Why I think what I do about the Creation/Evolution Debate
If all you read is this first paragraph, here’s what I want to say. When I look at the creation/evolution debate at a mature level, creation is a much more rational explanation of the scientific evidence than evolution.
Want to read on?
Years ago, I thought evolution was a scientific fact. After all, this is what most people were saying it was and who was I to disagree? For 37 years I accepted it is truth, and to be honest ridiculed anyone who thought otherwise, particular if they were Christians. I didn’t know that many of our eminent founding scientists were creationists. Who would have thought it?
Then I became a Christian, and decided to have a critical look at the evidence not expecting to find what I did. I have to admit, I am not a particularly good Christian and spend more time reading books on science and philosophy than I do the Bible.
You see I dont try and fit the evidence into the bible, because really, I dont know it well enough for a start. I try to look at the evidence and make the best inference: evolved or created?
We all have a starting point that we have to accept by faith, whether this is the creation of life through some intelligent cause or the spontaneous natural creation of life through natural processes. We weren’t there so how can we be so sure of one thing or the other?
Accepting either could be true, we are then left with a very simple choice: when we interpret the evidence through the lens of either view, which is the best inference? This is where the debate really lies and at the heart of atheists rejection of creation is the simple rejection of the creator that may lie behind creation.
Let me say that at this stage, I love informed, passionate people on either side. I am not so keen on the horrible insulting mudslinging that often plagues this interesting debate.
So when I look at the evidence itself, why do I think creation is a better explanation? Simply put, it is a more rational and consistent explanation of the scientific evidence we can observe today.
Here’s an example.
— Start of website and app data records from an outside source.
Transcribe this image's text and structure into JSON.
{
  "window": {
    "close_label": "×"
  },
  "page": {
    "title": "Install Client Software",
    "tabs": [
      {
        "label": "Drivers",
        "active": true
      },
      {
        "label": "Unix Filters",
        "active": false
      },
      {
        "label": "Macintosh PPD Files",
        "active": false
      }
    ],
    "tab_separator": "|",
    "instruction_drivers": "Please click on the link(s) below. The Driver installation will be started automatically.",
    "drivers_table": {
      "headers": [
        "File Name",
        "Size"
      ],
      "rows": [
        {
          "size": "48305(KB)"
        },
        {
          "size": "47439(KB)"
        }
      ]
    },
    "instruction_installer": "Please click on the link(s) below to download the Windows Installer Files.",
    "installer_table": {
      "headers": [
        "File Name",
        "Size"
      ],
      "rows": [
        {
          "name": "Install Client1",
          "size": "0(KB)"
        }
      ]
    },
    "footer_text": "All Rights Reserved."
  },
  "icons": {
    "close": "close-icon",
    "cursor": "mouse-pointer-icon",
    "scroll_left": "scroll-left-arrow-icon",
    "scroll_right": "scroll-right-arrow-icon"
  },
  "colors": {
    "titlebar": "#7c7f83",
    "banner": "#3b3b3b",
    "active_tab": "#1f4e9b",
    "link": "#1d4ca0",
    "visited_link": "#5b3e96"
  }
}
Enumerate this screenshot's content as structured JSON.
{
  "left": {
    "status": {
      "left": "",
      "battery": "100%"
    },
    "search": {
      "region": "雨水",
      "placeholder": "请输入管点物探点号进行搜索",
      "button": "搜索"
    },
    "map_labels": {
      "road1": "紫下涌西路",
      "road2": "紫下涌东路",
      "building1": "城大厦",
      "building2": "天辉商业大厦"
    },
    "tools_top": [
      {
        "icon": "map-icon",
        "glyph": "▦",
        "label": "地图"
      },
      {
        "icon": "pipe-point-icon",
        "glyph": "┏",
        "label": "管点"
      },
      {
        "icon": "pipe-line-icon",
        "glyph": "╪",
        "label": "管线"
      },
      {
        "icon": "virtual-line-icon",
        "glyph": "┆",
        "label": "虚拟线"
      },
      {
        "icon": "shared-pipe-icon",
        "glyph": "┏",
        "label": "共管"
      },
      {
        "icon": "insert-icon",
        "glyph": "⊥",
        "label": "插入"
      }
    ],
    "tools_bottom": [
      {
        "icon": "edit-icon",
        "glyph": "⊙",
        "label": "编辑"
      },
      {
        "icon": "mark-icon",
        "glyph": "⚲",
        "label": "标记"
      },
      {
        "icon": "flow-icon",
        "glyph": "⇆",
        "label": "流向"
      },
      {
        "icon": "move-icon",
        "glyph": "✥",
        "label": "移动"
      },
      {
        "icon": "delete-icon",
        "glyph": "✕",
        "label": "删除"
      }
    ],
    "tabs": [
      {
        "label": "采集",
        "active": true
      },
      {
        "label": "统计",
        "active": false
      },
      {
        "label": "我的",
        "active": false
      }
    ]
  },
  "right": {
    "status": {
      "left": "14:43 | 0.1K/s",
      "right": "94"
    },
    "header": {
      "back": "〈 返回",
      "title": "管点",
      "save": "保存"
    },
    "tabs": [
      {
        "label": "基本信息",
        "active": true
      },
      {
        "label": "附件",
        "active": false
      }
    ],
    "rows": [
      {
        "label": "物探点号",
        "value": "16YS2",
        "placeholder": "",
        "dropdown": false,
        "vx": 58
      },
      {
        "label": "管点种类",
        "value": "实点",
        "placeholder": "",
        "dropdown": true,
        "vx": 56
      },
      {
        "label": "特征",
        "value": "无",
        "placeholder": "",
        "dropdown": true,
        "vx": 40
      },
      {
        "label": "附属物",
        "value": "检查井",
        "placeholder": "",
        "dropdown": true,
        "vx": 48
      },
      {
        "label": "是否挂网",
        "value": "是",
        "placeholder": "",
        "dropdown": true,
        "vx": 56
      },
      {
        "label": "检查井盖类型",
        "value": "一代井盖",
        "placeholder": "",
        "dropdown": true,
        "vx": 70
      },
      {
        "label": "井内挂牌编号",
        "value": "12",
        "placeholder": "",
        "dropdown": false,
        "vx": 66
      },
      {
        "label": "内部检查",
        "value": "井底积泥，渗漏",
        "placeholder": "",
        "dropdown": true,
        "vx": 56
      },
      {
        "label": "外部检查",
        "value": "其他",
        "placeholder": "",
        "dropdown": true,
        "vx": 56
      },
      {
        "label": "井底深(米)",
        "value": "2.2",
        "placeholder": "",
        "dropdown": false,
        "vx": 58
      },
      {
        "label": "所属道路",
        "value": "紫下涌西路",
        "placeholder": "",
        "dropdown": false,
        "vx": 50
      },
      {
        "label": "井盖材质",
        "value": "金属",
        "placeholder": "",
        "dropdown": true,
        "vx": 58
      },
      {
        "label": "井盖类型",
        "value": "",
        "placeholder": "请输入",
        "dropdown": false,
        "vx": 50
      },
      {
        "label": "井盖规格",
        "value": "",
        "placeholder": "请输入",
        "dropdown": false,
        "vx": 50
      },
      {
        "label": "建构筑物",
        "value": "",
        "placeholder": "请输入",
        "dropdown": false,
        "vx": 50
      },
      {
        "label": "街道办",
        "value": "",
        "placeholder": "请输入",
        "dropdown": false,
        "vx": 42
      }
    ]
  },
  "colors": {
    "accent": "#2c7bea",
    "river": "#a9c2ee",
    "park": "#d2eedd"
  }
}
If life was created good supported by the DNA coding and machinery for it to be so, then we would expect that DNA over time to break down according to basic natural laws. Mutations create DNA errors, therefore, we would expect to see more and more over time as new mutations are added to those already inherited through our parents. This is exactly what we see today. Information content is reducing. Natural selection culls traits of no use, it never introduces new information to code for new traits. Genetic insertion has a catastrophic impact on the organism. Evolution on the other hand (that is the evolution that turns simple cells to you and me) requires mutation and selection to add new information. So what we see through observation today is the opposite of what is required for simple cells to turn into you and me. What’s the best inference?
A tale of two Fish.
This is a cavefish. Rather, two cavefish. One is normal. The other is blind. It can happen in a generation so we can see it today. What’s more, a blind interbred with a sighted one, hey presto, produces sighted offspring in a generation. Evolution in action? Not really. Just an example of adapting to a particular envionment.
Think about this. If we captured these in the fossil record, most would hail this as evolution in action. A fish tippy toeing it’s evolutionary way to sight. Depending on where we place the fish in the fossil record would alter how we interpret the fossils. This is the case with most interpretations of evolutionary evidence. If for example, the fish are in the wrong order, something new and ad-hoc will be introduced to explain the obvious away to ensure the data is interpreted correctly (e.g. to support evolution).
Time Gentleman Please
At this point, many evolutionists will simply invoke time. There’s not enough time in our own observations to see microbe to man happening. However, what we do see in experiments within the timeframe of visible observation is the opposite of what evolutionists would hope for. Given this fact is easily observable to any scientist, often evidence from other disciplines is intepreted in a particular way to give credibility to the evolutionary belief.
An example is the aging issue, whether this is the cosmos of fossil remains we find. They have to be old in order to fit the evolutionary view. Natural processes have to work slowly to support the evolutionary view. Yet again, when we take as look at the evidence, it seems more reasonable to interpret what we see not as slow, gradual process but as a result of something that happened very quickly. Yet this inference challenges current evolutionary beliefs, even though it is a more reasonable explanation of what we observe today.
Here’s an example. If you have a fossiled piece of tutrle poo, a coprolite, is this more likely to be a result of a rapid or gradual process? Poo doesn’t last long before it is broken down (it lasts too long if you ask me when a dog poos in my front garden). So the best inference based on what we observe today is the coprolite is more likely to be a result of a rapid process, else it is unlikely to have been fossilised at all.
At this point, it is important to realise that even though something may have happened rapidly, this is not an evidence of age. It may have happened millions of years ago, but simply remained that way ever since it was fossilised. This would be the best inference if for example, we found fossilised soft bodies, multiple dinosaur fossils in a particular formation, or fossils of things that do not normally co-exist. This is what we do observe in the fossil record by the way.
So one thing on its own doesn’t give you an idea of age, you need to refer to other things to determine this. This could be radiometric dating, or geology, or any other science. In any of these, the worldview determines the interpretation, along with often untestable or falsifiable assumptions. So we quickly see that most ‘science’ that supports evolution, isn’t science at all, as none of it is testable, repeatable or observable in the present.